|Amount per serving|
|% Daily Value*|
|Total Fat 34g||44%|
|Saturated Fat 9g||45%|
|Total Carbohydrate 0g||0%|
|Dietary Fiber 0g||0%|
|Total Sugars 0g|
|Vitamin C 1mg||4%|
|*The % Daily Value (DV) tells you how much a nutrient in a food serving contributes to a daily diet. 2,000 calories a day is used for general nutrition advice.|
Chicken under a brick (or brick chicken) simply refers to a bird that has been spatchcocked or had its backbone removed. It is then covered with a brick to flatten it and either grilled or cooked at high heat in the oven. The original recipe is thought to be Italian, but is now common all over the world.
While removing the backbone and weighing down with bricks may seem like a lot of work for a chicken, it's absolutely worth the trouble. It's not easy to cook a whole chicken so that both the dark and white meat are juicy and the skin is perfectly browned and crisp. Preparing the chicken this way allows for a more even cooking surface and the heavy bricks help to keep it as flat as possible.
Although it sounds as if it requires a great deal of culinary expertise, spatchcocking a chicken is actually quite simple and all you really need is a good pair of kitchen shears. Place the chicken, breast-side-down,on a cutting board. Using the shears, cut away the backbone on each side and remove.

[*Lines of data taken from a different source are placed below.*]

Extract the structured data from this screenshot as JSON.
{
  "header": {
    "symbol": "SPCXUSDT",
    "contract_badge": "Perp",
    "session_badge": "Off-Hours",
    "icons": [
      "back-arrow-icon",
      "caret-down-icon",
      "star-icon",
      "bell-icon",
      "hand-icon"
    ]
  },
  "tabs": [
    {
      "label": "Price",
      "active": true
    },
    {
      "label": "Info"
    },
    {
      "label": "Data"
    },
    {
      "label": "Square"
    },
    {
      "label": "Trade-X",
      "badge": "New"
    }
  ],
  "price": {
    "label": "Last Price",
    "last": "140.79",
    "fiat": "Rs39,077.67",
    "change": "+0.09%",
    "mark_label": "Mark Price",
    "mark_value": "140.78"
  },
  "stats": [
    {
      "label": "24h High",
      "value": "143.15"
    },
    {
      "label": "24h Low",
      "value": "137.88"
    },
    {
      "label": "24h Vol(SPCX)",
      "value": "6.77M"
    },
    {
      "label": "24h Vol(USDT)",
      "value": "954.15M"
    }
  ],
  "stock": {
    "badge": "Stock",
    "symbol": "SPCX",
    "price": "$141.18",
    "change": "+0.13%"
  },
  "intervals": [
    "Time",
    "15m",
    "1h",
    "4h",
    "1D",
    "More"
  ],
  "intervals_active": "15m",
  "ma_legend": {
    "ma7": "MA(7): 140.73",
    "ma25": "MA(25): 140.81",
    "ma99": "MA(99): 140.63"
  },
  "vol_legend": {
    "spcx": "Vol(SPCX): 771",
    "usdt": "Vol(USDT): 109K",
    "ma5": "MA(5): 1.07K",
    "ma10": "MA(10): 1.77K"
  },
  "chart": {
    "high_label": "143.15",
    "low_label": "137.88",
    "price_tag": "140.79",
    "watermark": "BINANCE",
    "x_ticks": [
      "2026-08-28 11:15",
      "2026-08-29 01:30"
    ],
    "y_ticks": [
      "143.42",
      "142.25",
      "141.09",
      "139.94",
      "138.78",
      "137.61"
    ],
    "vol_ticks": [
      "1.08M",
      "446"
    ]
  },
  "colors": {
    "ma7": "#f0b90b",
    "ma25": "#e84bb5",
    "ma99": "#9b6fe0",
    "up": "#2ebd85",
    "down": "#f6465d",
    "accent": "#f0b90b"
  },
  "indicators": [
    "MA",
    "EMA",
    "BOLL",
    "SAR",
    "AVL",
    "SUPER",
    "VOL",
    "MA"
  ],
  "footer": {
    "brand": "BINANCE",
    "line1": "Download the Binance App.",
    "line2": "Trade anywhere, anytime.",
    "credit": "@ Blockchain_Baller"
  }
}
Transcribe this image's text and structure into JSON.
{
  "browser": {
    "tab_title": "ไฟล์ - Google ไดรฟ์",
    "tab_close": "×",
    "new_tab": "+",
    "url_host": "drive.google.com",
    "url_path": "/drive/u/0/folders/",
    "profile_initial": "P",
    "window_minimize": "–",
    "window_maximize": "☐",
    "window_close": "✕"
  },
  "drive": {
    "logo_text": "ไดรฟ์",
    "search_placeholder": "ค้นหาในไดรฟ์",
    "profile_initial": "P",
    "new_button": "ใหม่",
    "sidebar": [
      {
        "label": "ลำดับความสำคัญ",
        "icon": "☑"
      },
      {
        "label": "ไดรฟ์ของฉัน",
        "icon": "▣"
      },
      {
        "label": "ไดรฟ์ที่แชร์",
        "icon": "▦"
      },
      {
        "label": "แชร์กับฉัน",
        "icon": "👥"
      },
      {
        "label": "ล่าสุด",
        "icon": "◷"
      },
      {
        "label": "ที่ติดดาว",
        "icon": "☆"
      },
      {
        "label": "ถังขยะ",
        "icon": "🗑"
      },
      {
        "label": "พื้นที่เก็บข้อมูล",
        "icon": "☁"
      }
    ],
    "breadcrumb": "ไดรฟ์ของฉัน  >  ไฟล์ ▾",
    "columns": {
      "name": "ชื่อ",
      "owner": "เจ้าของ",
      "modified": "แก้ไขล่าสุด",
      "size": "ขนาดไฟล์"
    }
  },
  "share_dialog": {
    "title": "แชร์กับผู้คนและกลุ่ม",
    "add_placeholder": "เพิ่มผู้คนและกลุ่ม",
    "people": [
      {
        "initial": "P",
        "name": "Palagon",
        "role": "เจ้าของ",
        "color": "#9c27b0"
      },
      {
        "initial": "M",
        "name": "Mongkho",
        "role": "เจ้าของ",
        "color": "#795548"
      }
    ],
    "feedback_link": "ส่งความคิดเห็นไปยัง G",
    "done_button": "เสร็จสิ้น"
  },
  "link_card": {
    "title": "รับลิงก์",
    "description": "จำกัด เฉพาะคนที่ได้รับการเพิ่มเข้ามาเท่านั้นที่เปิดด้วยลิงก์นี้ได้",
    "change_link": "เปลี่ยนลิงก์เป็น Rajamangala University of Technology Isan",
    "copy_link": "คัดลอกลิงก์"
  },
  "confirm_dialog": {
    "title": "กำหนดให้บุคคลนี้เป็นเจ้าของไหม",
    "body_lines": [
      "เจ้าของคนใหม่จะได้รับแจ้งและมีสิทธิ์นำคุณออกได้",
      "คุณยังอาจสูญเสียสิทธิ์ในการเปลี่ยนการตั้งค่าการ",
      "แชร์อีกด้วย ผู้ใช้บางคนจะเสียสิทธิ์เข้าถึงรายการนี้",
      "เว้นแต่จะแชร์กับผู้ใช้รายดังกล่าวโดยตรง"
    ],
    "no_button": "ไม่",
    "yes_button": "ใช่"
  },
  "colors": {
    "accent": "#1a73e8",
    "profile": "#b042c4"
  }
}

Flip over the bird and press it down to flatten it. You can also just ask your butcher to do it for you.
For this recipe you will need 2 bricks wrapped in aluminum foil.
Gather the ingredients. Prepare a grill or preheat the oven to 400 F.
Place the chicken, with its backbone removed, on a plastic cutting board skin-side down. Using your hands, press down hard to make the chicken as flat as possible, focusing on the breastbone to flatten it.
Combine the olive oil, fresh thyme, dried rosemary, garlic, salt and pepper and rub generously all over the chicken. Tuck the wings slightly under breast.
Place the chicken, skin-side down, on the grill or, if using an oven, on a baking sheet or in a large cast iron pan.
Wrap the bricks with aluminum foil to prevent brick dust from contaminating the food. Set one brick on top of each side of the chicken. The bricks will help to further flatten the chicken with their weight and allow it to cook evenly and quickly.
Roast in the oven for about 20 minutes. Remove the bricks, flip the chicken so that the breast and skin are now up, and continue cooking for another 10 to 15 minutes, or until the skin is golden brown and crisp. Use an instant-read thermometer, inserted into the thickest part of the thigh, to check that the bird has reached the safe temperature 165 F.
Carve and enjoy.
- Feel free to change up the herbs from thyme and rosemary. Try sage, tarragon, or oregano.
- Don't be afraid to give the cooked chicken a bit of acid by squeezing on some fresh lemon juice.